** Exercise objective **
What is expected is a word-for-word copy of all the entries.

[Saved data entries]

________

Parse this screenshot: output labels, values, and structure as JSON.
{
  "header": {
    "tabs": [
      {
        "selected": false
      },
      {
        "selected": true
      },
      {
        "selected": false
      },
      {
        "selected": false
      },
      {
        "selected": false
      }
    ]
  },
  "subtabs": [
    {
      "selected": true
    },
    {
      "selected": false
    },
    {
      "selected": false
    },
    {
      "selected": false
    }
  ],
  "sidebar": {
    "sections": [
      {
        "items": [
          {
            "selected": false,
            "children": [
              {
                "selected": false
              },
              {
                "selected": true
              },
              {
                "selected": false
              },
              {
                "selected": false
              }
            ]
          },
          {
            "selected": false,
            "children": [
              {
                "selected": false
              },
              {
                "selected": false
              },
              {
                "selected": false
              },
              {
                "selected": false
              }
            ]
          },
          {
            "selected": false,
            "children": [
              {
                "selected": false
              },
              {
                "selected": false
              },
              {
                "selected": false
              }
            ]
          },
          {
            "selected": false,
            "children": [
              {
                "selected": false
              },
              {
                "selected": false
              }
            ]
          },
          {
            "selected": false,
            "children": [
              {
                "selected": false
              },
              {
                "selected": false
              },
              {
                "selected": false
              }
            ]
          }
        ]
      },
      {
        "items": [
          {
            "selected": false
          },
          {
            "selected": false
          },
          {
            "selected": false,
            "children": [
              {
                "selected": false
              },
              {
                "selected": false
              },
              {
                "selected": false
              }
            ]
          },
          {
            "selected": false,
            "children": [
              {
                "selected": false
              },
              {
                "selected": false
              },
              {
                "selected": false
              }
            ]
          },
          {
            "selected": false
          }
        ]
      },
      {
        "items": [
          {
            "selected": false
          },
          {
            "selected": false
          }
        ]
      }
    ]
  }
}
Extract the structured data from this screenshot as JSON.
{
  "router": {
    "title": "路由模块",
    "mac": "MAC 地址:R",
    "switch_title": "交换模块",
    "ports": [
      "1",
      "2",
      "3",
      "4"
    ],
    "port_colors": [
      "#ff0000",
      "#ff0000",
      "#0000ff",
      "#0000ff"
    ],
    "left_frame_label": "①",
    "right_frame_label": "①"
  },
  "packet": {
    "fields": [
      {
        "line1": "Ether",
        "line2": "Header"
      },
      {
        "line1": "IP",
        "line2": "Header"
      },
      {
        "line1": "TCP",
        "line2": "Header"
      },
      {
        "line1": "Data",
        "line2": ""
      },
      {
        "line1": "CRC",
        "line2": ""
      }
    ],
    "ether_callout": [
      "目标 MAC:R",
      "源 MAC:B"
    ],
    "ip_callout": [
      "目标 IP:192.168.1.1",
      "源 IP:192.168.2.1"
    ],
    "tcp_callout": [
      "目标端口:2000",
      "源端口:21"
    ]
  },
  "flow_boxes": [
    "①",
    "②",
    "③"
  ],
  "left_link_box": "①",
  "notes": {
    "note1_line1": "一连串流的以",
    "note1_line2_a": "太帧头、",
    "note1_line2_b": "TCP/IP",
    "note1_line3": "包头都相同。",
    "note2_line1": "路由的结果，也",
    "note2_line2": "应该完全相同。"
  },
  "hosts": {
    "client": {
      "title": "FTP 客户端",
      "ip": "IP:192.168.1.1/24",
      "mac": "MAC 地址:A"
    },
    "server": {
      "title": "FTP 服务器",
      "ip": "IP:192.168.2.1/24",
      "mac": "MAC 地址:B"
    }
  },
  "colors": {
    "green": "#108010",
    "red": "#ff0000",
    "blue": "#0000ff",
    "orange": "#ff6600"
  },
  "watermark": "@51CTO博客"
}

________

** Answer space **
Parse this screenshot: output labels, values, and structure as JSON.
{
  "header": {
    "tabs": [
      {
        "selected": false
      },
      {
        "selected": true
      },
      {
        "selected": false
      },
      {
        "selected": false
      },
      {
        "selected": false
      }
    ]
  },
  "subtabs": [
    {
      "selected": true
    },
    {
      "selected": false
    },
    {
      "selected": false
    },
    {
      "selected": false
    }
  ],
  "sidebar": {
    "sections": [
      {
        "items": [
          {
            "selected": false,
            "children": [
              {
                "selected": false
              },
              {
                "selected": true
              },
              {
                "selected": false
              },
              {
                "selected": false
              }
            ]
          },
          {
            "selected": false,
            "children": [
              {
                "selected": false
              },
              {
                "selected": false
              },
              {
                "selected": false
              },
              {
                "selected": false
              }
            ]
          },
          {
            "selected": false,
            "children": [
              {
                "selected": false
              },
              {
                "selected": false
              },
              {
                "selected": false
              }
            ]
          },
          {
            "selected": false,
            "children": [
              {
                "selected": false
              },
              {
                "selected": false
              }
            ]
          },
          {
            "selected": false,
            "children": [
              {
                "selected": false
              },
              {
                "selected": false
              },
              {
                "selected": false
              }
            ]
          }
        ]
      },
      {
        "items": [
          {
            "selected": false
          },
          {
            "selected": false
          },
          {
            "selected": false,
            "children": [
              {
                "selected": false
              },
              {
                "selected": false
              },
              {
                "selected": false
              }
            ]
          },
          {
            "selected": false,
            "children": [
              {
                "selected": false
              },
              {
                "selected": false
              },
              {
                "selected": false
              }
            ]
          },
          {
            "selected": false
          }
        ]
      },
      {
        "items": [
          {
            "selected": false
          },
          {
            "selected": false
          }
        ]
      }
    ]
  }
}
Extract the structured data from this screenshot as JSON.
{
  "router": {
    "title": "路由模块",
    "mac": "MAC 地址:R",
    "switch_title": "交换模块",
    "ports": [
      "1",
      "2",
      "3",
      "4"
    ],
    "port_colors": [
      "#ff0000",
      "#ff0000",
      "#0000ff",
      "#0000ff"
    ],
    "left_frame_label": "①",
    "right_frame_label": "①"
  },
  "packet": {
    "fields": [
      {
        "line1": "Ether",
        "line2": "Header"
      },
      {
        "line1": "IP",
        "line2": "Header"
      },
      {
        "line1": "TCP",
        "line2": "Header"
      },
      {
        "line1": "Data",
        "line2": ""
      },
      {
        "line1": "CRC",
        "line2": ""
      }
    ],
    "ether_callout": [
      "目标 MAC:R",
      "源 MAC:B"
    ],
    "ip_callout": [
      "目标 IP:192.168.1.1",
      "源 IP:192.168.2.1"
    ],
    "tcp_callout": [
      "目标端口:2000",
      "源端口:21"
    ]
  },
  "flow_boxes": [
    "①",
    "②",
    "③"
  ],
  "left_link_box": "①",
  "notes": {
    "note1_line1": "一连串流的以",
    "note1_line2_a": "太帧头、",
    "note1_line2_b": "TCP/IP",
    "note1_line3": "包头都相同。",
    "note2_line1": "路由的结果，也",
    "note2_line2": "应该完全相同。"
  },
  "hosts": {
    "client": {
      "title": "FTP 客户端",
      "ip": "IP:192.168.1.1/24",
      "mac": "MAC 地址:A"
    },
    "server": {
      "title": "FTP 服务器",
      "ip": "IP:192.168.2.1/24",
      "mac": "MAC 地址:B"
    }
  },
  "colors": {
    "green": "#108010",
    "red": "#ff0000",
    "blue": "#0000ff",
    "orange": "#ff6600"
  },
  "watermark": "@51CTO博客"
}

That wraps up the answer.